Whenever a line in this data holds the word "sprite", report that line in full.
* * *
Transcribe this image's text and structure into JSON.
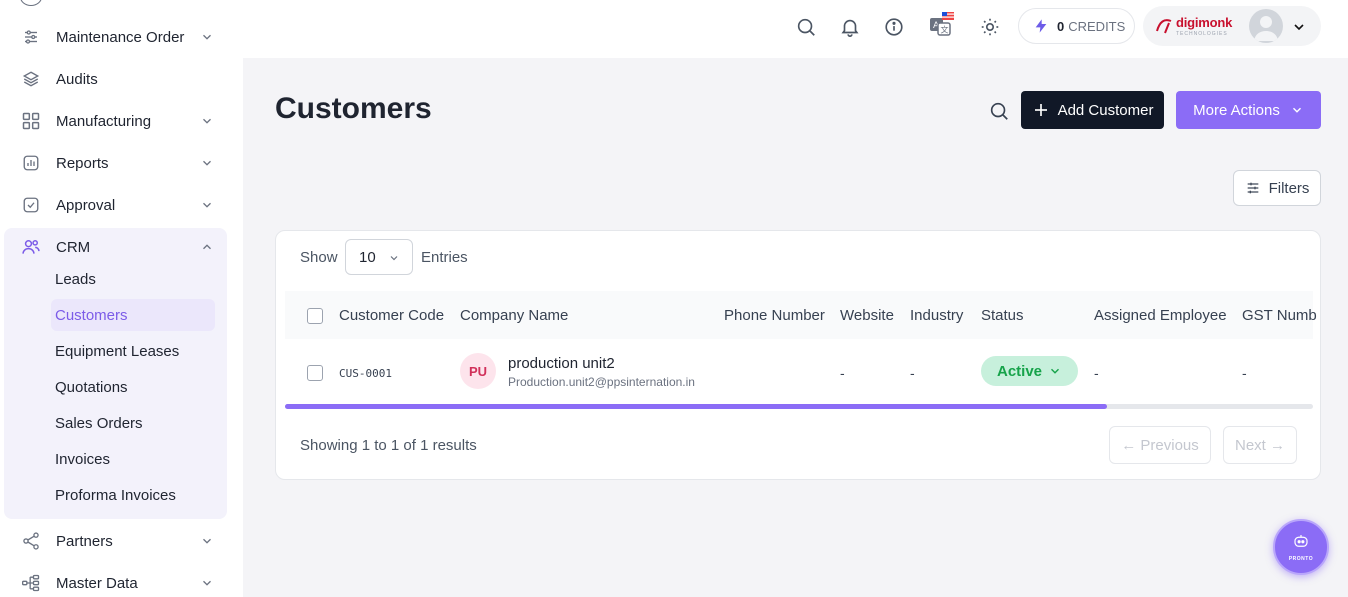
{
  "sidebar": {
    "items": [
      {
        "label": "Maintenance Order",
        "icon": "sliders-icon",
        "expandable": true
      },
      {
        "label": "Audits",
        "icon": "layers-icon",
        "expandable": false
      },
      {
        "label": "Manufacturing",
        "icon": "grid-icon",
        "expandable": true
      },
      {
        "label": "Reports",
        "icon": "chart-icon",
        "expandable": true
      },
      {
        "label": "Approval",
        "icon": "check-square-icon",
        "expandable": true
      },
      {
        "label": "CRM",
        "icon": "users-icon",
        "expandable": true,
        "expanded": true
      },
      {
        "label": "Partners",
        "icon": "share-icon",
        "expandable": true
      },
      {
        "label": "Master Data",
        "icon": "tree-icon",
        "expandable": true
      }
    ],
    "crm_subitems": [
      "Leads",
      "Customers",
      "Equipment Leases",
      "Quotations",
      "Sales Orders",
      "Invoices",
      "Proforma Invoices"
    ],
    "active_subitem": "Customers"
  },
  "topbar": {
    "credits_count": "0",
    "credits_label": "CREDITS",
    "brand_name": "digimonk",
    "brand_sub": "TECHNOLOGIES"
  },
  "main": {
    "title": "Customers",
    "add_button": "Add Customer",
    "more_button": "More Actions",
    "filters_button": "Filters",
    "show_label": "Show",
    "entries_value": "10",
    "entries_label": "Entries",
    "columns": [
      "Customer Code",
      "Company Name",
      "Phone Number",
      "Website",
      "Industry",
      "Status",
      "Assigned Employee",
      "GST Numb"
    ],
    "rows": [
      {
        "code": "CUS-0001",
        "initials": "PU",
        "company": "production unit2",
        "email": "Production.unit2@ppsinternation.in",
        "phone": "",
        "website": "-",
        "industry": "-",
        "status": "Active",
        "employee": "-",
        "gst": "-"
      }
    ],
    "scroll_fraction": 0.8,
    "showing_text": "Showing 1 to 1 of 1 results",
    "prev_label": "← Previous",
    "next_label": "Next →"
  },
  "fab": {
    "label": "PRONTO"
  },
  "colors": {
    "accent": "#8b6cf6",
    "dark_button": "#111827",
    "status_active_bg": "#c7f0dc",
    "status_active_fg": "#16a34a"
  }
}
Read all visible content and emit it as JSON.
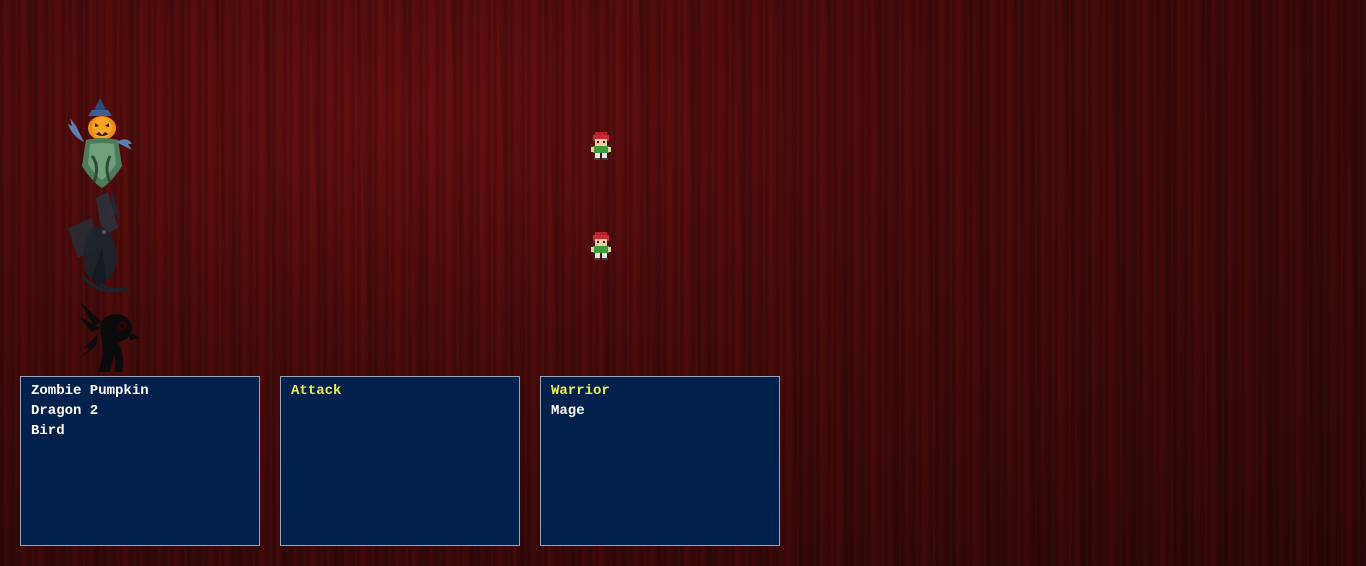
{
  "enemies": [
    {
      "name": "Zombie Pumpkin",
      "icon": "zombie-pumpkin-sprite"
    },
    {
      "name": "Dragon 2",
      "icon": "dragon-sprite"
    },
    {
      "name": "Bird",
      "icon": "bird-sprite"
    }
  ],
  "commands": [
    {
      "label": "Attack",
      "selected": true
    }
  ],
  "party": [
    {
      "name": "Warrior",
      "selected": true,
      "icon": "hero-sprite"
    },
    {
      "name": "Mage",
      "selected": false,
      "icon": "hero-sprite"
    }
  ],
  "colors": {
    "window_bg": "#01204c",
    "window_border": "#9aa4b8",
    "text": "#ffffff",
    "selected_text": "#e8f04a",
    "background": "#3a0b0b"
  }
}
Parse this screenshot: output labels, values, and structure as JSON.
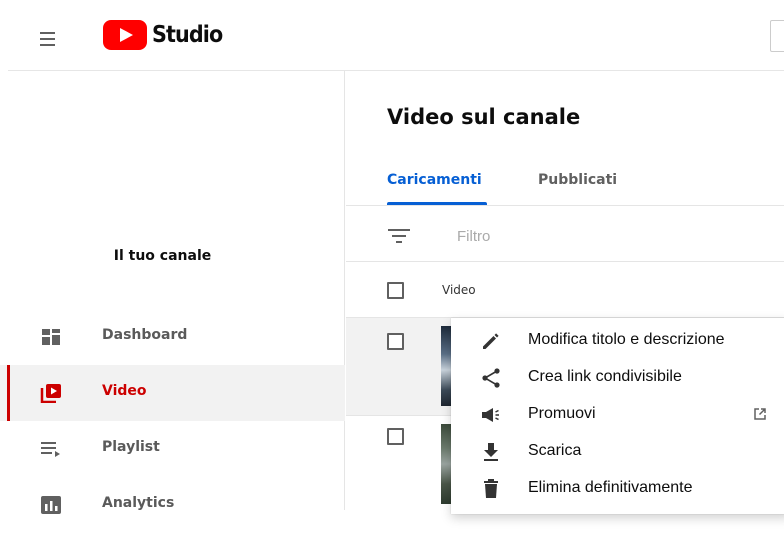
{
  "header": {
    "logo_text": "Studio"
  },
  "sidebar": {
    "channel_label": "Il tuo canale",
    "items": [
      {
        "label": "Dashboard",
        "icon": "dashboard-icon",
        "active": false
      },
      {
        "label": "Video",
        "icon": "video-icon",
        "active": true
      },
      {
        "label": "Playlist",
        "icon": "playlist-icon",
        "active": false
      },
      {
        "label": "Analytics",
        "icon": "analytics-icon",
        "active": false
      }
    ]
  },
  "main": {
    "title": "Video sul canale",
    "tabs": [
      {
        "label": "Caricamenti",
        "active": true
      },
      {
        "label": "Pubblicati",
        "active": false
      }
    ],
    "filter_placeholder": "Filtro",
    "table": {
      "column_video": "Video"
    }
  },
  "menu": {
    "items": [
      {
        "label": "Modifica titolo e descrizione",
        "icon": "pencil-icon"
      },
      {
        "label": "Crea link condivisibile",
        "icon": "share-icon"
      },
      {
        "label": "Promuovi",
        "icon": "megaphone-icon",
        "external": true
      },
      {
        "label": "Scarica",
        "icon": "download-icon"
      },
      {
        "label": "Elimina definitivamente",
        "icon": "trash-icon"
      }
    ]
  },
  "colors": {
    "brand_red": "#ff0000",
    "active_red": "#cc0000",
    "tab_blue": "#065fd4"
  }
}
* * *
> [EXPECTED ANSWER]:
      "icon": "zombie-pumpkin-sprite"
      "icon": "dragon-sprite"
      "icon": "bird-sprite"
      "icon": "hero-sprite"
      "icon": "hero-sprite"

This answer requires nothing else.